───── RECORDS FOR THE TASK
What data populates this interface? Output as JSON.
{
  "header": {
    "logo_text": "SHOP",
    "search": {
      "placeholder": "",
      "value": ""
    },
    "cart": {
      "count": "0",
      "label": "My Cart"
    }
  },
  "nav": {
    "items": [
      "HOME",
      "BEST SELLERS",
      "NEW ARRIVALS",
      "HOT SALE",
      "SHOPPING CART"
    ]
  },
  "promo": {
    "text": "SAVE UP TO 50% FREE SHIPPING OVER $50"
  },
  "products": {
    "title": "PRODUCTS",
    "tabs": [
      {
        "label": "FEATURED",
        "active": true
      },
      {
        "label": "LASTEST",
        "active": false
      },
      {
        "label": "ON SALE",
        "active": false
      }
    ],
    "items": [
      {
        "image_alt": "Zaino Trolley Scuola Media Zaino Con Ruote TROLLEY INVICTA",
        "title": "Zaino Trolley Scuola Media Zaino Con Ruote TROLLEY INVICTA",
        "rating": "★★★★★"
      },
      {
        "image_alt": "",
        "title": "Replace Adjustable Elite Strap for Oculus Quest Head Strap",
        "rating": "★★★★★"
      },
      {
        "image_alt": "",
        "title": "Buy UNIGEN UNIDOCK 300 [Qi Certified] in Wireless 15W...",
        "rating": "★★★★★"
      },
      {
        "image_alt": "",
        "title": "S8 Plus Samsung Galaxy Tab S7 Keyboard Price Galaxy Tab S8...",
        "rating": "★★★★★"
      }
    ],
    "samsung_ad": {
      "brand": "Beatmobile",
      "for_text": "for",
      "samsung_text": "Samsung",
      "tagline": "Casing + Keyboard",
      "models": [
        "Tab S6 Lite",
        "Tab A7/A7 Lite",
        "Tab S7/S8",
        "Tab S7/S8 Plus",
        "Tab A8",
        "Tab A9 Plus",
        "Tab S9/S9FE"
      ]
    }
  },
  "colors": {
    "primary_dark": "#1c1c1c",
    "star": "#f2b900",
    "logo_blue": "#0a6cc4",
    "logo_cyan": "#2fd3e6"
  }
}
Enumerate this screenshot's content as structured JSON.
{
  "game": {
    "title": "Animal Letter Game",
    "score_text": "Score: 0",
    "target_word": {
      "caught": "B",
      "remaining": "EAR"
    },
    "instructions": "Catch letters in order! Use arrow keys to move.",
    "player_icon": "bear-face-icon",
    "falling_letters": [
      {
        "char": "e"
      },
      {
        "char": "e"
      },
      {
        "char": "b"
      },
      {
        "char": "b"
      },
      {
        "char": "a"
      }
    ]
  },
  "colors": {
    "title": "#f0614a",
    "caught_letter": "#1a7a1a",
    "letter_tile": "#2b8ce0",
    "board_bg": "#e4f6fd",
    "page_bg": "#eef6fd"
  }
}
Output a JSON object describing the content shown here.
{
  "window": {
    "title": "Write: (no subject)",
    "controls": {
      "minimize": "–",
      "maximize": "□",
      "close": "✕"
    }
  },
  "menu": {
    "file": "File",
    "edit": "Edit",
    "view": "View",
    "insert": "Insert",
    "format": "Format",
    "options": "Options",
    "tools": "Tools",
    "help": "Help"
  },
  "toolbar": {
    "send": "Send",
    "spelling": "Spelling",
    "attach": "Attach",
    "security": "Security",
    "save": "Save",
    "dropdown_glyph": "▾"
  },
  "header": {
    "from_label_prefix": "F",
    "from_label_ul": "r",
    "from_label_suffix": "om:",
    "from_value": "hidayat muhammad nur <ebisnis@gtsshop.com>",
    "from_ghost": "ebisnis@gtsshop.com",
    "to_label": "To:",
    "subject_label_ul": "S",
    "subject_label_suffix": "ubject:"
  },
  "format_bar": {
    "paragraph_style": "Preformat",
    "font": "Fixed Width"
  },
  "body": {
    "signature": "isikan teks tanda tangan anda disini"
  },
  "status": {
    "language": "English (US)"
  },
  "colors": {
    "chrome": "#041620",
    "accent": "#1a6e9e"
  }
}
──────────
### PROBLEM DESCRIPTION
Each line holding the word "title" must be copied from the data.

### TASK SOLUTION
    "title": "PRODUCTS",
        "title": "Zaino Trolley Scuola Media Zaino Con Ruote TROLLEY INVICTA",
        "title": "Replace Adjustable Elite Strap for Oculus Quest Head Strap",
        "title": "Buy UNIGEN UNIDOCK 300 [Qi Certified] in Wireless 15W...",
        "title": "S8 Plus Samsung Galaxy Tab S7 Keyboard Price Galaxy Tab S8...",
    "title": "Animal Letter Game",
    "title": "#f0614a",
    "title": "Write: (no subject)",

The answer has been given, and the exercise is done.